__Prompt__: Return all lines in the data where the string "balance" can be found.

____________________

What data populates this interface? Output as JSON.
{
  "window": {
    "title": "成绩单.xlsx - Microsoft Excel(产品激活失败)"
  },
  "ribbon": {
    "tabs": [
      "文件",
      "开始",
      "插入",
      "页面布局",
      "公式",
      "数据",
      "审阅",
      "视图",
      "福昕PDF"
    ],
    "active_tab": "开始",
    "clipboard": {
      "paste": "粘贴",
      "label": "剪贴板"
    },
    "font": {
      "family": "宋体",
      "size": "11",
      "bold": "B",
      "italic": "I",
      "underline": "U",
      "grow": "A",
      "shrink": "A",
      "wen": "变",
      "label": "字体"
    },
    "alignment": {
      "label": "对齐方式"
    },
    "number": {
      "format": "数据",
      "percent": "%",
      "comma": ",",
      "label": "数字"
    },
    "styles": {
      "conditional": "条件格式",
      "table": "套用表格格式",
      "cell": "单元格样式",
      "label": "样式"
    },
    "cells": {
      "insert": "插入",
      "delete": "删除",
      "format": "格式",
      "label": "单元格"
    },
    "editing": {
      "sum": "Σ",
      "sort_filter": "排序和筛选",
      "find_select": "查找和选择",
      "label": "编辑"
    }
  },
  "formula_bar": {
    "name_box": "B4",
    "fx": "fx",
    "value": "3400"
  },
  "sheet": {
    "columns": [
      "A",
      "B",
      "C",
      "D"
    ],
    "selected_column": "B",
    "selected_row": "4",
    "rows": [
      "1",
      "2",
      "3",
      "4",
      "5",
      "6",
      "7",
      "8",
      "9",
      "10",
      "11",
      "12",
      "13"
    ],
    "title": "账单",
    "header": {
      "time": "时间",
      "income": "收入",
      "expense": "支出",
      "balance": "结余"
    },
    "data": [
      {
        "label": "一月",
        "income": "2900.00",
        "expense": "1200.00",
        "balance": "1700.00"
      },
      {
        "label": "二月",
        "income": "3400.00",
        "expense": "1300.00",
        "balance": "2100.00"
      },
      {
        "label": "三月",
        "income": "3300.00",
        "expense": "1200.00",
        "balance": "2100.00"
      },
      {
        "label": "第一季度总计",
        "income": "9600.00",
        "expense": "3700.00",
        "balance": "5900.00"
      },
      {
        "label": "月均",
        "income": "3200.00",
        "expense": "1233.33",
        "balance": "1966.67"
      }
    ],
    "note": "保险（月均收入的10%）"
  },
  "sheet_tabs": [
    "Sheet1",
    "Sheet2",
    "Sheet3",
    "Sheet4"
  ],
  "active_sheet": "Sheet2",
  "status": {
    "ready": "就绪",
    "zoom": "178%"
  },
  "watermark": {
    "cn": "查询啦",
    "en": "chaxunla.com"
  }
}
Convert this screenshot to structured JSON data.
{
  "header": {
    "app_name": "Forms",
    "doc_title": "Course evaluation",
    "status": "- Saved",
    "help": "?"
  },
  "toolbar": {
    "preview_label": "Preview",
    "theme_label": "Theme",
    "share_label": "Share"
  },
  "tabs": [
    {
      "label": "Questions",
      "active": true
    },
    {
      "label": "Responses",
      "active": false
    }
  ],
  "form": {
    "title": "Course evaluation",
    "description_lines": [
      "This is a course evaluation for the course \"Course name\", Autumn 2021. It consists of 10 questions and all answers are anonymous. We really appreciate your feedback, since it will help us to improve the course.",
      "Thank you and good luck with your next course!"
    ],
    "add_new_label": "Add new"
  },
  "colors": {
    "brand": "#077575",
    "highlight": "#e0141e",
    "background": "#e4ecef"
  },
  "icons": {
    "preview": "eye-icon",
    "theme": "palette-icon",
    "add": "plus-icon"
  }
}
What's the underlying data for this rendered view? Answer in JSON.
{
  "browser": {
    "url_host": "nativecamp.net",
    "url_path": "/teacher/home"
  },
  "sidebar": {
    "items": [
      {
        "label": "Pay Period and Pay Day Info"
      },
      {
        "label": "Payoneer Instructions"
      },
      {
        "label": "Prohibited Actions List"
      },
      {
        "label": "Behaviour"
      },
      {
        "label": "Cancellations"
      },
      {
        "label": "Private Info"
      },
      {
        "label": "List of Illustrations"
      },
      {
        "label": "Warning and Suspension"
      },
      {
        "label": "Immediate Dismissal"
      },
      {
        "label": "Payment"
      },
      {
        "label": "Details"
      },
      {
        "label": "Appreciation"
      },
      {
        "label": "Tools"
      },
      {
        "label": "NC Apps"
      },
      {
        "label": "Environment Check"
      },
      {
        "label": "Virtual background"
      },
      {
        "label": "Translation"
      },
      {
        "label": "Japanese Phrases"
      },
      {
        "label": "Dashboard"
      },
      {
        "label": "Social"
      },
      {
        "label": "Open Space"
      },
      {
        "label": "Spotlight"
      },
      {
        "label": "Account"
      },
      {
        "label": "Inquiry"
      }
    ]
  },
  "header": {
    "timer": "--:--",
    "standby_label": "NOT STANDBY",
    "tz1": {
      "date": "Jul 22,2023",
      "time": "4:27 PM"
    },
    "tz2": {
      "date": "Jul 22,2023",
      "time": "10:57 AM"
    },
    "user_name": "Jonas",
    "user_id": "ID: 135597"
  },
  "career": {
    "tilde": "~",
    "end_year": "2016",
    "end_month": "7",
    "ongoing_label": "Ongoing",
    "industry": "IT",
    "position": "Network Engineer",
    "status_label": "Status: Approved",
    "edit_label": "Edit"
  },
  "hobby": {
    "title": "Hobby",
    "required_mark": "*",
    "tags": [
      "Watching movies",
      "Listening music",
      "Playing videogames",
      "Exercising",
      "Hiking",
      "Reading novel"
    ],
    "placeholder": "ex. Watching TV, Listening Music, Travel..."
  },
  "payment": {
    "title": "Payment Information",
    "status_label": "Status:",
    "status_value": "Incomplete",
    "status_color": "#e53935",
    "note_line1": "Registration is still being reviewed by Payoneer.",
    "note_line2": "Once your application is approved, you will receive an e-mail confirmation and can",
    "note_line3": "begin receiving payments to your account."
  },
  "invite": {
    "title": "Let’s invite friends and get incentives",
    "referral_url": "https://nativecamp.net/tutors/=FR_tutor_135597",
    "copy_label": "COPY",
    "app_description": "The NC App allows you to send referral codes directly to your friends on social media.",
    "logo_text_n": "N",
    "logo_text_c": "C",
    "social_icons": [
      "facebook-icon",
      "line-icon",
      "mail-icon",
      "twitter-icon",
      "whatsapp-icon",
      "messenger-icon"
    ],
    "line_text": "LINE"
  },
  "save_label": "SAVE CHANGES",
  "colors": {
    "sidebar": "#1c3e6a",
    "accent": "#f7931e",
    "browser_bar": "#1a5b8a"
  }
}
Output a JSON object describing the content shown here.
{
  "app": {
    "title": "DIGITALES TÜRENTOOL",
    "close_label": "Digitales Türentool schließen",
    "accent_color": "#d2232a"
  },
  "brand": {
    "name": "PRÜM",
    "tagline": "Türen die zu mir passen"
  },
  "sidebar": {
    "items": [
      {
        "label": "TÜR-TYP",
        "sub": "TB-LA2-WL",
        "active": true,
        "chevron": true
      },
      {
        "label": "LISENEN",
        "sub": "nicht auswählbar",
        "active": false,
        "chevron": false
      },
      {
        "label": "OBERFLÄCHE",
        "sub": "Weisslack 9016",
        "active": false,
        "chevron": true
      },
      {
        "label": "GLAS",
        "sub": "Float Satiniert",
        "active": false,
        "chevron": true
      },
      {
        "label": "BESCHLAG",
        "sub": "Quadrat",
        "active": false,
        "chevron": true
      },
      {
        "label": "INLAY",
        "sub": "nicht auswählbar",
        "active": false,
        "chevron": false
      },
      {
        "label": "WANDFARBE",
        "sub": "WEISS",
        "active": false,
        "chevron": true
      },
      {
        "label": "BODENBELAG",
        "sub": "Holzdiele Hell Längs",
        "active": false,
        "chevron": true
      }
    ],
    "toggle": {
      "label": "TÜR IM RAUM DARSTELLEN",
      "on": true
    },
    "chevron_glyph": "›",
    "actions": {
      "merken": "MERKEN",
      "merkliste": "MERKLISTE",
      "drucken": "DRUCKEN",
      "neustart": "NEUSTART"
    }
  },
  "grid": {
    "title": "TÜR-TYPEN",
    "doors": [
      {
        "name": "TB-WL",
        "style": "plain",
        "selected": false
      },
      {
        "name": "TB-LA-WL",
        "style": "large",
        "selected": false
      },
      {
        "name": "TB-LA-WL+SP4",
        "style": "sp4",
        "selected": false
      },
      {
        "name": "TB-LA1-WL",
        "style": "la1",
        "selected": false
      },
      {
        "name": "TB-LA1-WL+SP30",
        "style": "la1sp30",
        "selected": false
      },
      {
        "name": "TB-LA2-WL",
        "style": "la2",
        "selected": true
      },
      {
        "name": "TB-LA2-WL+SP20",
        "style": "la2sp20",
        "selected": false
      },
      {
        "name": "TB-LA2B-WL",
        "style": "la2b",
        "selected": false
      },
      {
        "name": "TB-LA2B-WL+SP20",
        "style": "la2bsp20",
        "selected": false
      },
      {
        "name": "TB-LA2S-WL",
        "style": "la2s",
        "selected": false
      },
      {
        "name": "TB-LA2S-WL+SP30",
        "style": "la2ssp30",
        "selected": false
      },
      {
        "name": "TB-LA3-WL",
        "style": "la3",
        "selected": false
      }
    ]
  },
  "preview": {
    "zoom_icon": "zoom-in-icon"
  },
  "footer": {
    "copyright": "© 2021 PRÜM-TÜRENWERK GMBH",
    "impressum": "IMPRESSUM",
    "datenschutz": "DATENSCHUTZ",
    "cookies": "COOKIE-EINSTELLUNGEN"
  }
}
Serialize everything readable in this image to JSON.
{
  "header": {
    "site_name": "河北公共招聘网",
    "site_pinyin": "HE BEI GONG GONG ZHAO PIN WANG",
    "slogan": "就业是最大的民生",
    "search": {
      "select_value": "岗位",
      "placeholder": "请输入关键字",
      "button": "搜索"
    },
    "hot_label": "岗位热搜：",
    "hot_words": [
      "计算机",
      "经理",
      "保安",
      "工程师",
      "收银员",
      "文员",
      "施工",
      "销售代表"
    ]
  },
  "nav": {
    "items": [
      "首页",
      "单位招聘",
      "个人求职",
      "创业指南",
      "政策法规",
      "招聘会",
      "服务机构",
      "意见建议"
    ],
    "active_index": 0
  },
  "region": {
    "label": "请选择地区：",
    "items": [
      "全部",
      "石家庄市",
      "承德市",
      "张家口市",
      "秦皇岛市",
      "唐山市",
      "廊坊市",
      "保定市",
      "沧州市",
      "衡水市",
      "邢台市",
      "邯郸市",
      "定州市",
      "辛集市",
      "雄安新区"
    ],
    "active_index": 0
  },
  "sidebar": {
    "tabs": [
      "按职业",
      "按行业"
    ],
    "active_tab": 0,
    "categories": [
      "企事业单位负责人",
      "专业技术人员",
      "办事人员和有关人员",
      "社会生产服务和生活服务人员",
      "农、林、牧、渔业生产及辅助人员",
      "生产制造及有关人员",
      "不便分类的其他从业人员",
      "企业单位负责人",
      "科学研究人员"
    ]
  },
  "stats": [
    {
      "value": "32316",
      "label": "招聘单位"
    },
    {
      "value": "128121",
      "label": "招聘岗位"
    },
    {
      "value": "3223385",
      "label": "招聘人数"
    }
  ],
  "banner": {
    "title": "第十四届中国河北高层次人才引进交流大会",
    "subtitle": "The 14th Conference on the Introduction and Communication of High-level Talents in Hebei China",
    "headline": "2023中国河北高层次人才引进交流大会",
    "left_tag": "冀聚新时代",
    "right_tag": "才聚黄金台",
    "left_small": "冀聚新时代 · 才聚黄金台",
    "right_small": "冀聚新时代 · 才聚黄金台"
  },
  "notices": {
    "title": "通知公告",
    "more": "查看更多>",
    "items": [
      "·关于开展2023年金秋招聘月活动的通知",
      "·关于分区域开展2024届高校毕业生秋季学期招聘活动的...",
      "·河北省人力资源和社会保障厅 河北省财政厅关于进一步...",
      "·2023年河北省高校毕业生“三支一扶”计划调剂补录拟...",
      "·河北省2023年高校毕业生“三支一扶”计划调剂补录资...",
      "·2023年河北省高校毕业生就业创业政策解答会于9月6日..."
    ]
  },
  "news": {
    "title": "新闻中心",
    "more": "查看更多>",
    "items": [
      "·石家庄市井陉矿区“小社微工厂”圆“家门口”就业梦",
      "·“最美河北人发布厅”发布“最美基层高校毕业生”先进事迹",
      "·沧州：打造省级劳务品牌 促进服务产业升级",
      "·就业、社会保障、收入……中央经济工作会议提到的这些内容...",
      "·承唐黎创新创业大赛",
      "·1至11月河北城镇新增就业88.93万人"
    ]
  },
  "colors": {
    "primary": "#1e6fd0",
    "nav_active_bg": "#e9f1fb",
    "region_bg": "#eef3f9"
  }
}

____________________

__Problem solution__:
      "balance": "结余"
        "balance": "1700.00"
        "balance": "2100.00"
        "balance": "2100.00"
        "balance": "5900.00"
        "balance": "1966.67"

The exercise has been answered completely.